Is the planet’s savviest entrepreneur of art and culture, writes STEPHEN SHORT
IT WASN’T SURPRISING that auction house Christie’s came to Hong Kong with its Leonardo da Vinci booty a month before the New York auction of Salvator Mundi for a record-breaking US$450 million, fees included. The strategy was to play up the status and ignore the substance, in the hope that one of China’s tycoon types might succumb to the catchy “male Mona Lisa” tagline Christie’s had cleverly – or crudely – created. “A collector might buy this and even build a museum for it,” said Loïc Gouzer, co-chairman of post-war and contemporary art for the Americas for Christie’s, to this writer. “It would be a statement not unlike the Louvre in Paris and the Mona Lisa. Maybe there’s a tycoon in China we don’t know about who wants to buy and build a museum for it.” Quite.
While that statement holds weight and plenty of physical evidence – Shanghai’s

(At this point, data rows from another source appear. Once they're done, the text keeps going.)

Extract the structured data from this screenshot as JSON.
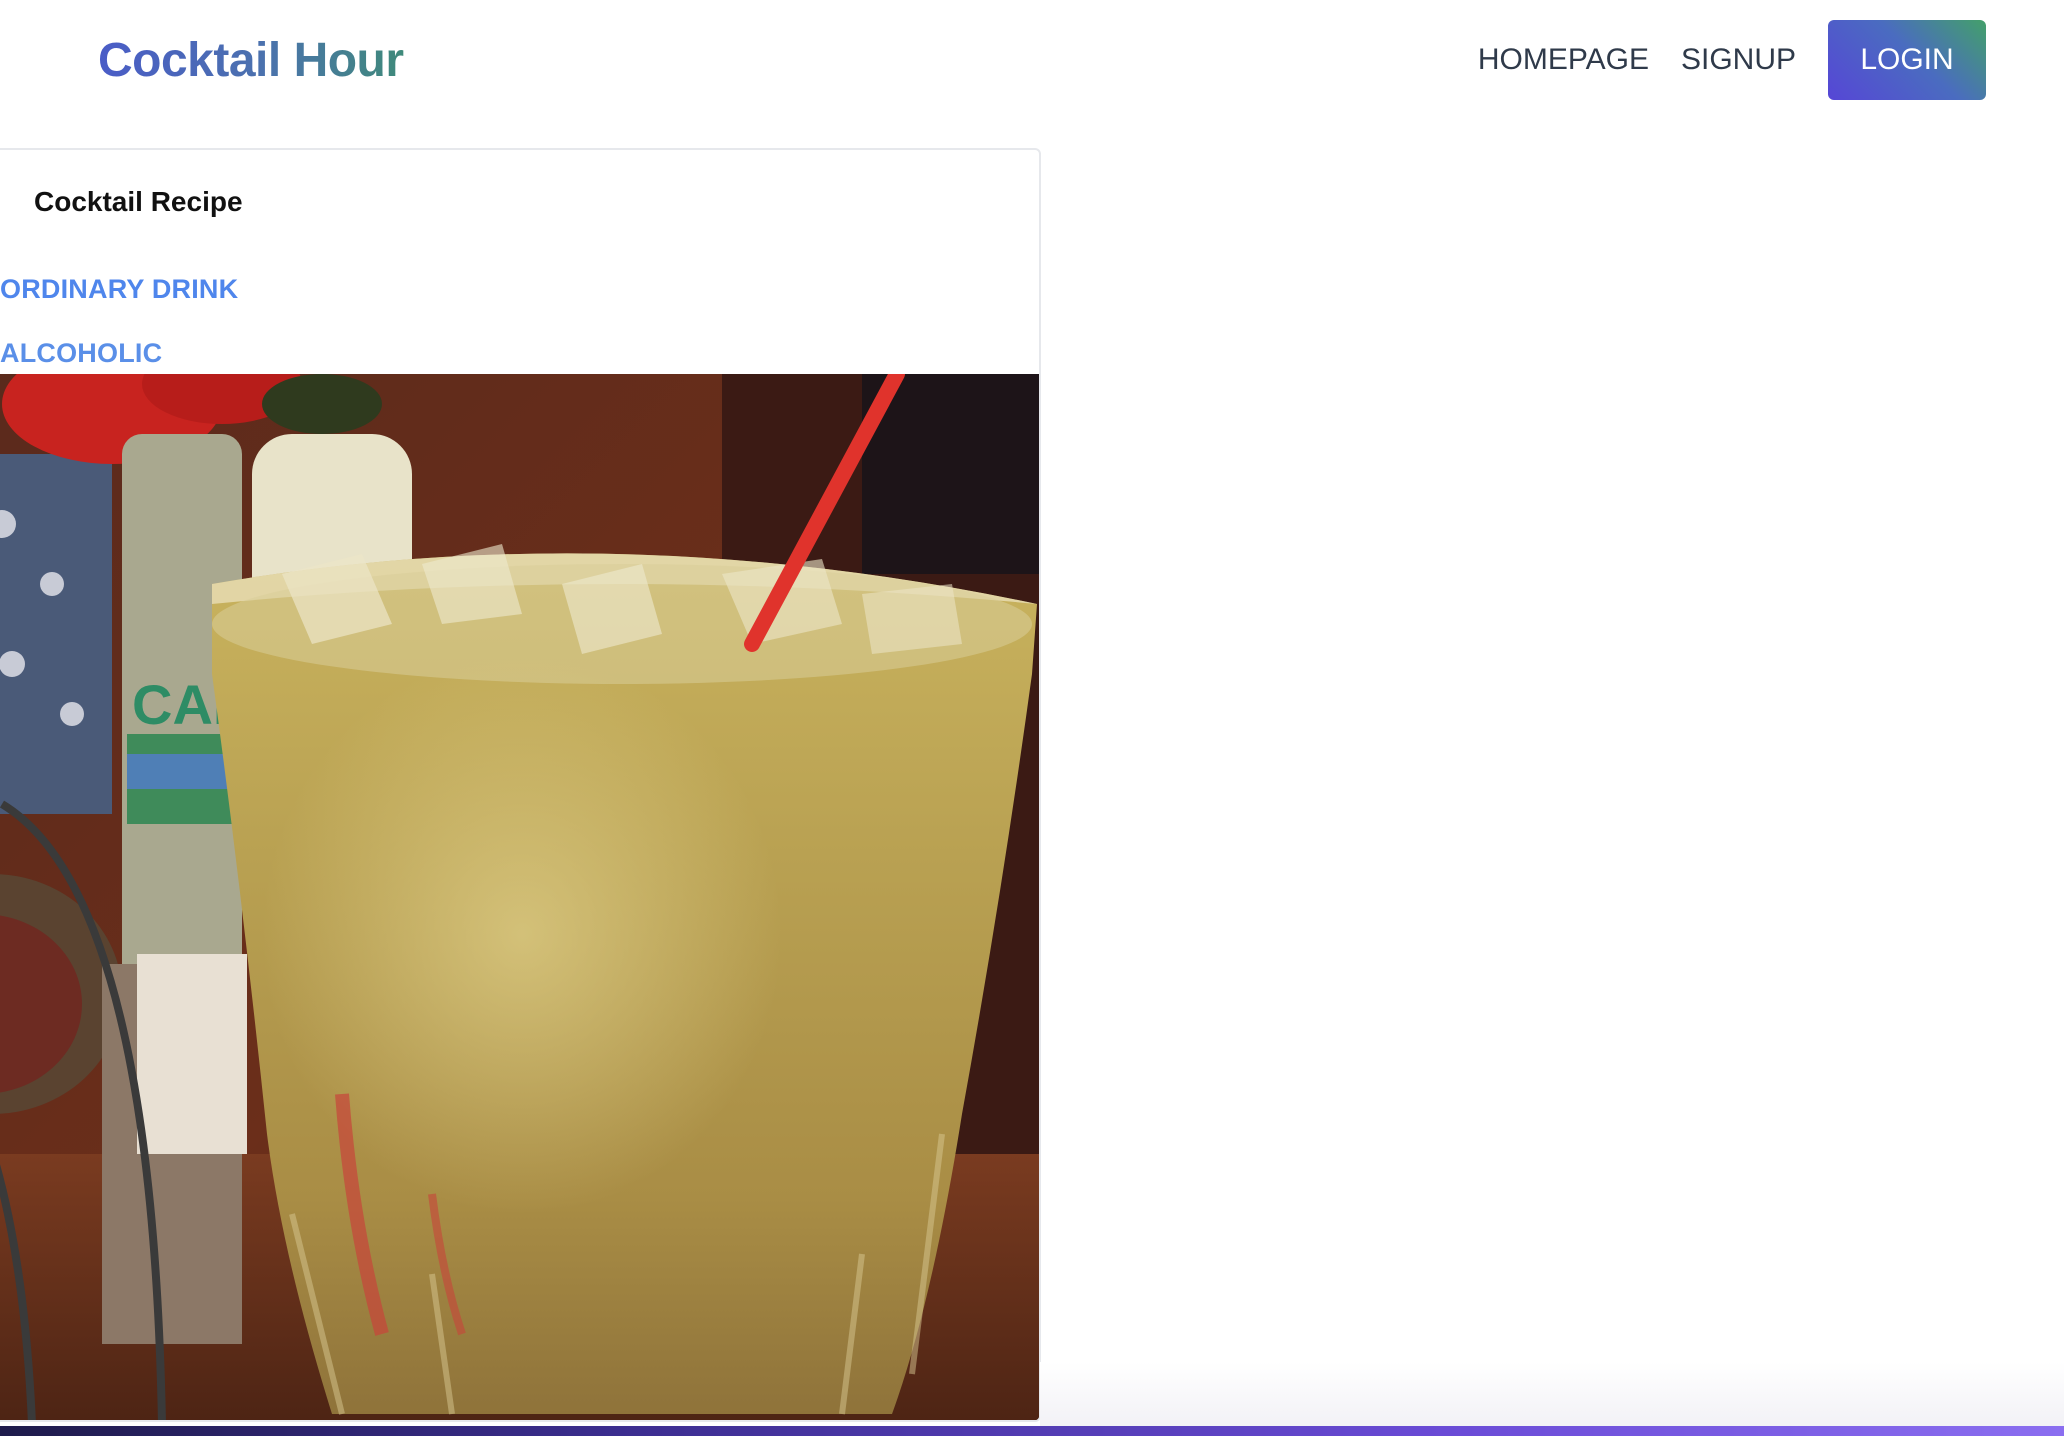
{
  "navbar": {
    "brand": "Cocktail Hour",
    "links": [
      "HOMEPAGE",
      "SIGNUP"
    ],
    "login_label": "LOGIN"
  },
  "card": {
    "title": "Cocktail Recipe",
    "category": "ORDINARY DRINK",
    "alcoholic": "ALCOHOLIC",
    "image_subject": "glass of pale yellow cocktail with ice and red straw"
  },
  "colors": {
    "brand_gradient_start": "#4a5cc7",
    "brand_gradient_end": "#3f8a7a",
    "tag_blue": "#4f86ec",
    "login_gradient_start": "#5646d6",
    "login_gradient_end": "#43a06a"
  }
}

Long Museum (founded by Liu Yiqian and Wang Wei) and Beijing’s M Woods Museum (Lin Han and Wanwan Lei) a pair of prime examples – no one better represents the